Next up was Chicago dance-rock band OK Go. Their performance was very infectious as they kept the crowd on their feat and constantly moving, even if some people didn’t know the words. Lead singer, Damian Kulash, ran around the stage and hyped everyone up while still singing loud enough for everyone in the arena to hear. The best part about their set is that everyone had their attention on what was happening on the stage and were satisfied with what they saw and heard. OK Go was a definite crowd-pleaser and a great way to make sure the crowd was warmed up for the night’s headliners.
Finally it was time for The Fray. A loud beep could be heard from the speakers and then a heart monitor showed up on all the screens surrounding the stage. As the beeps persisted the crowd became even more excited as everyone got to their feet and started cheering. The Fray walked on stage and began to sing their song, All At Once
, but one thing seemed to be lacking, more than half the crowd wasn’t singing along. From people who were so excited to not know any of the words to the opening song was rather shocking and this act seemed to carry out through the rest of the concert. After this song The Fray began to play more mellow songs which caused everyone to sit down, which isn’t what a band wants to see on their first arena tour, but The Fray lacked a lot of energy which is what the crowd needed to see. At least the band decided to switch things up in the middle of their set. They began to play some songs acoustically and even played some country songs, because as they said, “Every rock band needs a good country song,” the crowd didn’t seem to agree with that. After that the band decided to show some humor as the drummer, Ben Wysocki, switched roles with lead singer, Isaac Slade, and sang for a song, that the whole crowd seemed to know and actually excited them. And that song just happened to bean acoustic version of Shakira’s Hips Don't Lie
. The only other time the crowd became that excited and knew all the lyrics was when The Fray played their two singles Over My Head (Cable Car)
and How to Save a Life
. As The Fray left the stage the crowd cheered for more, which was ironic, since about half of them seemed to have fallen asleep during their set, but The Fray came out and did an encore for everyone who was cheering anyways. They played Look After You
and even did another cover, Oasis’ Wonderwall
, which pleased the crowd very much.
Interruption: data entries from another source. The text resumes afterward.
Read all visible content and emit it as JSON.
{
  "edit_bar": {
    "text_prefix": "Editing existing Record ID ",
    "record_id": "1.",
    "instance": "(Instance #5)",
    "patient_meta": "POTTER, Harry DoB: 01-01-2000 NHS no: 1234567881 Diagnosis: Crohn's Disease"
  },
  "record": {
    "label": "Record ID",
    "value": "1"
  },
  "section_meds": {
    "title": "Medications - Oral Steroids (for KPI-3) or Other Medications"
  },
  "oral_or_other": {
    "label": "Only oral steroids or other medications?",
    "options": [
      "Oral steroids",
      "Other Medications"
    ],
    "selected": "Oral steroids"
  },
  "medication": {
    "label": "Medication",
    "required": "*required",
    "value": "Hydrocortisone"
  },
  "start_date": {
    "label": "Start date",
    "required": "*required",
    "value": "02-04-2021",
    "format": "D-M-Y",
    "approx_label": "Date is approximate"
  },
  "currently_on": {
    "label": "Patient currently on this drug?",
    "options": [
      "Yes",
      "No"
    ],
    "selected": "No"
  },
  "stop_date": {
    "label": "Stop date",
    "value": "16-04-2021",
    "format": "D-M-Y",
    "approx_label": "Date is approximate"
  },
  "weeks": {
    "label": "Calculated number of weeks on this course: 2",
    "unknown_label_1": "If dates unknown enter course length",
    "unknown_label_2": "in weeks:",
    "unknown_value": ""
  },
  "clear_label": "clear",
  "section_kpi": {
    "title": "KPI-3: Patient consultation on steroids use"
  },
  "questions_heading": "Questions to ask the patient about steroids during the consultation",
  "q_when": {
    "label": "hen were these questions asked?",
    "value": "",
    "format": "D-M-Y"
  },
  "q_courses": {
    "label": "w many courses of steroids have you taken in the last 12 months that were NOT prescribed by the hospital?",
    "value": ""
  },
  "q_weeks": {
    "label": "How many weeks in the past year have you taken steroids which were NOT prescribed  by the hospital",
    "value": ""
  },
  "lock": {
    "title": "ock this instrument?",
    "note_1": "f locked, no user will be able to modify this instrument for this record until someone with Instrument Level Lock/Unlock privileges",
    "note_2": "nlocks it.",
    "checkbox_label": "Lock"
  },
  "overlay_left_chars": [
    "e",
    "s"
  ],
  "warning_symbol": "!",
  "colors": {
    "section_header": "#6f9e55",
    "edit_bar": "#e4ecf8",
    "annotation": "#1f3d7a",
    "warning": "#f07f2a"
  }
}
Overall The Fray came up short in showing why they should belong headlining in an arena, they lacked energy, didn’t engage the crowd, and most of their fans didn’t know any other songs besides their singles.
Amanda Agueda is a staff write with Musiqtone. You can contact her at firstname.lastname@example.org.